Some minerals such as Iron and Zinc are important factors for the immune system. Deficiencies in either of these minerals can result in increased infection. While supplements can provide these minerals it’s best to get them from your diet. Some high iron and zinc containing foods are beef, oysters, beans, and leafy vegetables (think spinach and kale) to name a few.
The Take Home Points
- Eat a variety of fruits and vegetables to take advantage of synergistic effect of nutrients
- Consume fermented or cultured foods, like yogurt or kimchi, on a regular basis
- If you don’t enjoy fermented or cultured foods consider taking a probiotic supplement
- Ensure to include high fiber (prebiotic) foods in your diet such as fruits, vegetable and whole grains
- Boost your vitamin C intake with added high Vit-C fruits and veggies like broccoli and citrus
- Consider supplementing with vitamin C if you exercise intensely on a regular basis
- Get in your omega 3’s, this can be met by getting at least 2 servings of fatty fish per week

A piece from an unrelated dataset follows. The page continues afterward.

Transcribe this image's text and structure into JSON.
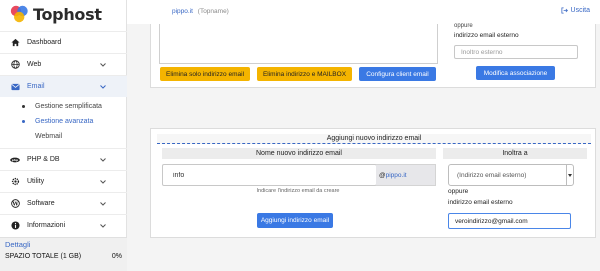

- You may want to supplement with fish oil if you don’t regularly consume fish or high omega 3 foods (listed above)
- Load up on minerals, especially iron and zinc, from sources such as leafy vegetables, beans and red meat.
Until next time my friends, BE ELITE!
- Venzon, Dawna, and Samantha Izzy. “Fruit, Vegetables, and Phytochemicals in Human Health and Disease.” Phytochemicals (2012): 1-20. Web.
- Isolauri, Erika, Yelda Sutas, Pasi Kankaanpää, Heikki Arvilommi, and Seppo Salminen. “Probiotics: Effects on Immunity.” American Journal of Clinical Nutrition 73.2 (2001): n. pag. Web.
- Semba, R. D. “Vitamin A, Infection and Immune Function.” Nutrition and Immune Function (n.d.): 151-69. Web.
- Wintergerst, Eva S., Silvia Maggini, and Dietrich H. Hornig. “Immune-Enhancing Role of Vitamin C and Zinc and Effect on Clinical Conditions.” Annals of Nutrition and Metabolism Ann Nutr Metab 50.2 (2006): 85-94. Web.
- The Cochrane Collaboration [online] http://www.cochrane.org/cochrane-reviews Chalker E, Hemila H, “Vitamin C for preventing and treating the common cold (Review)” The Cochrane Library. 2013.